My husband always made the kids’ costumes for these nights. I couldn’t bring myself to participate, even marginally, in something which I saw as celebrating the enemy’s “holy” day; it was too abhorrent to me as a believer. He came up with ideas for costumes that I would have never thought of, and since none of them involved sewing, they were usually very unique. One I particularly remember was a tube of toothpaste: dress the child in white tights or sweatpants and a turtleneck, wrap the child in a cardboard cylinder painted white, with the “Crest” logo in magic marker (with holes cut out for the arms to go through), and make a hat out of a corrugated cardboard cone with the tip cut off, painted white. He found that a large rubber band, cut, with each end stapled to the inside of the hat, worked as a chin strap to keep the thing on the head.
I still hate Halloween. Zane is dressing up as a monkey and trick or treating at the local hospital, where his other grandma works, and the local mall tonight. The church we go to now doesn’t have Harvest Parties for kids. If I were raising my children over again, and my husband was in agreement, I would shun Halloween and Harvest Parties and any identification with the world in any way, and celebrate Reformation Day instead, and use the day to teach the children why the world is an enemy of God, and why we are called to come out and be separate, to be a peculiar people. But that is me.
Some interesting articles I found while researching the history of Halloween, for food for thought:
Should Christians participate in Halloween? by a believer who was a witch before being saved, who has a unique perspective;
The History of Halloween, part 1 and part 2, by a pastor who is trying to debunk Halloween misinformation;

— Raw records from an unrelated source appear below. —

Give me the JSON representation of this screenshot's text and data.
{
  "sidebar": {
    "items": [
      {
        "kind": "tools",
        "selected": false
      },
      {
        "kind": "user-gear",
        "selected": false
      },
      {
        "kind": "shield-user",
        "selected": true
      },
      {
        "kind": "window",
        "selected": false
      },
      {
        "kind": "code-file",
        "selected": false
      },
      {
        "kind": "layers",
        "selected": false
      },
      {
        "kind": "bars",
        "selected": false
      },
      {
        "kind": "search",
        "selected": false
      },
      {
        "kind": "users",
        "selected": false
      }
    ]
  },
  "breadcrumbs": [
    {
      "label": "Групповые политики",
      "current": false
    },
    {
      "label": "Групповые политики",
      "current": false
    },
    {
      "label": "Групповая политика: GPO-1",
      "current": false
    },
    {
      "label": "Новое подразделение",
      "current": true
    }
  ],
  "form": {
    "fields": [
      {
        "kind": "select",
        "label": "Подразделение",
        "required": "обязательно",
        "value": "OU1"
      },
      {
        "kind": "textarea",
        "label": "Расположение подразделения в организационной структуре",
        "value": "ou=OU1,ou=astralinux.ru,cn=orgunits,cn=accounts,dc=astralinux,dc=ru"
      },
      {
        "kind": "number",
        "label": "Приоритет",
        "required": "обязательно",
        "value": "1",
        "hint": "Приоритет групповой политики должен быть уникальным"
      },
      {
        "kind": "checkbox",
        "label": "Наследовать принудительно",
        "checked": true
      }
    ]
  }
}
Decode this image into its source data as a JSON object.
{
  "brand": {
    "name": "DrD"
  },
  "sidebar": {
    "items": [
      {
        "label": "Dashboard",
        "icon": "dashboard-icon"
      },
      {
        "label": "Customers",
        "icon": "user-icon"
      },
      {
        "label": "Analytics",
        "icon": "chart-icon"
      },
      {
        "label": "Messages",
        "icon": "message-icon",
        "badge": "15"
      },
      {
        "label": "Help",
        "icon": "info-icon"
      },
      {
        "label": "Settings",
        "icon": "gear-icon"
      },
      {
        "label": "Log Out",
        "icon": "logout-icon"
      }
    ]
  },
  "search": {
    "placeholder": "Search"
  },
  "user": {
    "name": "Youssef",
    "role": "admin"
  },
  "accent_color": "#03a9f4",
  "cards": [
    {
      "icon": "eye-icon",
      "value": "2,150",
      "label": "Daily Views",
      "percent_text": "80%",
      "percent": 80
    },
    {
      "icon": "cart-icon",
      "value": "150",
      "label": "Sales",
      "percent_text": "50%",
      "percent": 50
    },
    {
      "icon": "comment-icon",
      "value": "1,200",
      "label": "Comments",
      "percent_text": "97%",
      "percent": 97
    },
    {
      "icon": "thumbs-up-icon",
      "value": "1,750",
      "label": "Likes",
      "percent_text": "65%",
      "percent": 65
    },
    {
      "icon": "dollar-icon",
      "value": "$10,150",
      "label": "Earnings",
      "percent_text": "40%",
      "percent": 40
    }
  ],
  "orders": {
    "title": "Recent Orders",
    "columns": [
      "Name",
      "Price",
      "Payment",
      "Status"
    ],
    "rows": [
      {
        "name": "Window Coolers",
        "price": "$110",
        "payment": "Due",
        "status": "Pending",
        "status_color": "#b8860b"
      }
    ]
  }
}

Should Christians participate in Halloween? (different essay) by a Catholic monk, who cites some information which the pastor (above) claims is a myth, but who makes some very good points, I thought, about glorifying the modern culture of death.